The architect Balkrishna Vithaldas Doshi passed away at the age of 95 on Tuesday
The architect Balkrishna Vithaldas Doshi passed away at the age of 95 on Tuesday. We are honored to have had Balkrishna Vithaldas Doshi as curator of the “Designing the Future” section featured in issue 60 of IQD and we are all thankful for the great heritage that he left us.
Balkrishna Vithaldas Doshi for IQD
We often design buildings thinking they will last forever, so while we put one brick on top of the other we pay the utmost attention to achieve the best balance of the structures, but Architecture is not static, it is dynamic and what we design is not the container, but the content. Architecture feeds on memory, on references to the history of places and cultures and it must be enriched by our life experiences to become a welcoming place, a refuge, a vital space for the people who will inhabit it, visit it or work inside it. Architecture is not just the outer shell we see, it is the air and the light that enter or are retained in it, it is the filter against heat and cold, the shelter to protect from the noise and frenzy of urban life.

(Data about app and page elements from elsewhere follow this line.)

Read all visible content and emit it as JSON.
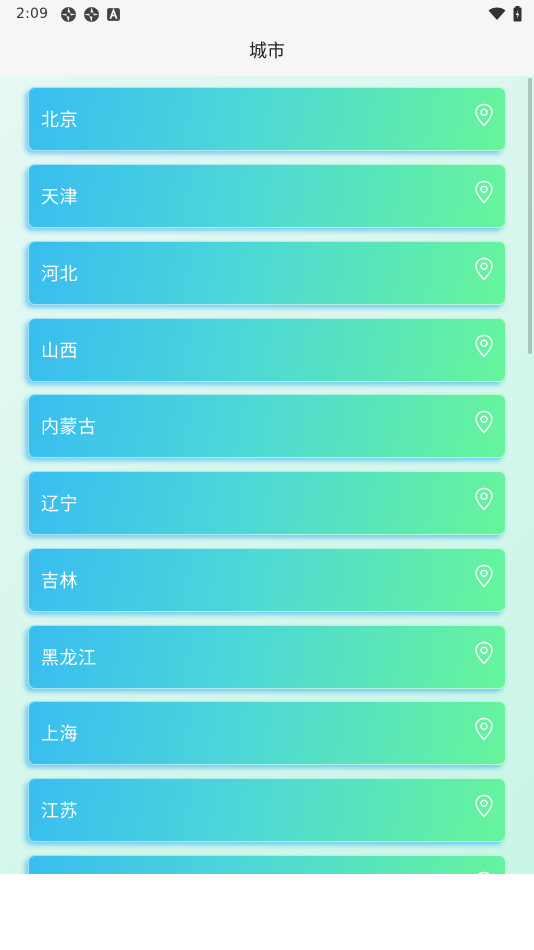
{
  "status_bar": {
    "time": "2:09",
    "left_icons": [
      "aperture-icon",
      "aperture-icon",
      "a-box-icon"
    ],
    "right_icons": [
      "wifi-icon",
      "battery-icon"
    ]
  },
  "app_bar": {
    "title": "城市"
  },
  "cities": [
    {
      "name": "北京",
      "icon": "location-pin-icon"
    },
    {
      "name": "天津",
      "icon": "location-pin-icon"
    },
    {
      "name": "河北",
      "icon": "location-pin-icon"
    },
    {
      "name": "山西",
      "icon": "location-pin-icon"
    },
    {
      "name": "内蒙古",
      "icon": "location-pin-icon"
    },
    {
      "name": "辽宁",
      "icon": "location-pin-icon"
    },
    {
      "name": "吉林",
      "icon": "location-pin-icon"
    },
    {
      "name": "黑龙江",
      "icon": "location-pin-icon"
    },
    {
      "name": "上海",
      "icon": "location-pin-icon"
    },
    {
      "name": "江苏",
      "icon": "location-pin-icon"
    },
    {
      "name": "",
      "icon": "location-pin-icon"
    }
  ],
  "colors": {
    "card_gradient_start": "#38bdf0",
    "card_gradient_end": "#66f59a",
    "background_start": "#e6f8f4",
    "background_end": "#c9f6e6"
  }
}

To make Good Architecture we need to deeply know the society in which we live, to grasp its transformations, to have a clear understanding of the importance of the economic dynamics and people’s health and education and to keep always in mind the dramatic impact of climate change across most of our planet. Architecture is a socially useful profession as we must take care of the well-being of people. As I often say, we must not have the arrogance to design the paradise, but the determination and passion to create places where to live well. It is only thanks to this belief that I, who started designing about seventy years ago, continue to look forward and to have faith in the future.

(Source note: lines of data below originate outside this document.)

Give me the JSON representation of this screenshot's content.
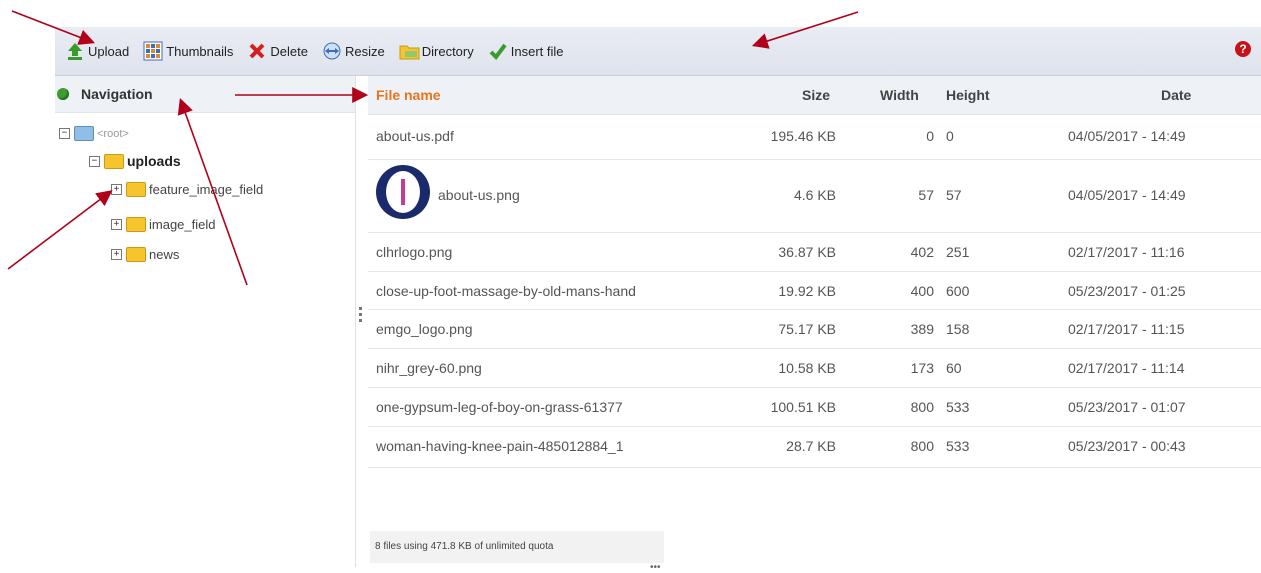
{
  "toolbar": {
    "upload": "Upload",
    "thumbnails": "Thumbnails",
    "delete": "Delete",
    "resize": "Resize",
    "directory": "Directory",
    "insert_file": "Insert file",
    "help": "?"
  },
  "nav": {
    "title": "Navigation",
    "tree": {
      "root": "<root>",
      "uploads": "uploads",
      "children": [
        "feature_image_field",
        "image_field",
        "news"
      ]
    }
  },
  "files": {
    "headers": {
      "name": "File name",
      "size": "Size",
      "width": "Width",
      "height": "Height",
      "date": "Date"
    },
    "rows": [
      {
        "name": "about-us.pdf",
        "size": "195.46 KB",
        "width": "0",
        "height": "0",
        "date": "04/05/2017 - 14:49"
      },
      {
        "name": "about-us.png",
        "size": "4.6 KB",
        "width": "57",
        "height": "57",
        "date": "04/05/2017 - 14:49"
      },
      {
        "name": "clhrlogo.png",
        "size": "36.87 KB",
        "width": "402",
        "height": "251",
        "date": "02/17/2017 - 11:16"
      },
      {
        "name": "close-up-foot-massage-by-old-mans-hand",
        "size": "19.92 KB",
        "width": "400",
        "height": "600",
        "date": "05/23/2017 - 01:25"
      },
      {
        "name": "emgo_logo.png",
        "size": "75.17 KB",
        "width": "389",
        "height": "158",
        "date": "02/17/2017 - 11:15"
      },
      {
        "name": "nihr_grey-60.png",
        "size": "10.58 KB",
        "width": "173",
        "height": "60",
        "date": "02/17/2017 - 11:14"
      },
      {
        "name": "one-gypsum-leg-of-boy-on-grass-61377",
        "size": "100.51 KB",
        "width": "800",
        "height": "533",
        "date": "05/23/2017 - 01:07"
      },
      {
        "name": "woman-having-knee-pain-485012884_1",
        "size": "28.7 KB",
        "width": "800",
        "height": "533",
        "date": "05/23/2017 - 00:43"
      }
    ],
    "status": "8 files using 471.8 KB of unlimited quota"
  },
  "colors": {
    "accent": "#e8741c",
    "arrow": "#b0001a",
    "toolbar_bg": "#e3e7ef"
  }
}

Born in Pune, India in 1927 into a family of furniture makers, he graduated in 1947 from the JJ College of Architecture in Mumbai. After completing his studies, he sailed for a short period to London, before settling in Paris, where he worked as an apprentice, from 1951 to 1954, in the studio of the famous architect Le Corbusier. In 1954 he returned to India to supervise some of Le Corbusier’s projects, first in Chandigarh and later in Ahmedabad, where he settled permanently. In 1956 he founded, together with two architects, his own practice Vastushilpa, later renamed Vastushilpa Consultants, which today includes five partners and sixty employees and has completed more than 100 projects since its inception. In 1958 he became a member of the Graham Foundation for Advanced Studies in Fine Arts. In the early ‘60s he met in Philadelphia architect Louis Kahn, with whom he designed, in 1962, the Indian Institute of Management in Ahmedâbâd and, in the same year, he started to design one of the most celebrated projects of his career, The Indian Institute of Management Bangalore (IIM Bangalore or IIMB), completed in 1977. Doshi has established and directed several Indian institutions, including the School of Architecture and the Center for Environmental Planning and Technology. In 1981 he completed another of his most iconic projects: Sangath, his own architecture studio in Ahmedabad. His work has been widely awarded, nationally and internationally; his awards include the Padma Shree National Award Government of India (1976); Gold Medal, Indian Institute of Architects (1988); Gold Medal, Academy of Architecture of France (1988); Aga Khan Award for Architecture (1993-1995) for the Aranya Community Housing project; Prime Minister’s National Award for Excellence in Urban Planning and Design, India (2000); Global Award for Lifetime Achievement for Sustainable Architecture, Institut Francais d’Architecture, Paris (2007). He received a honorary doctorate from the University of Pennsylvania (1990) and the McGill University in Canada (2005) and in 2011 he received the highest French award for art, “Officer of the Order of Arts and Letters”. He was commissioner of the Pritzker Prize, the Indira Gandhi National Center for Arts and the Aga Khan Prize for Architecture. In 2018 he was the first Indian architect to be awarded the prestigious Pritzker Architecture Prize, considered the equivalent of the Nobel Prize, for his immense contribution to the world of architecture. He has been Visiting Professor at numerous Institutes, including: Massachusetts Institute of Technology; University of Pennsylvania, Philadelphia; University of Illinois, Urbana Champaign; Rice University, Houston; Washington University in St. Louis and University of Hong Kong.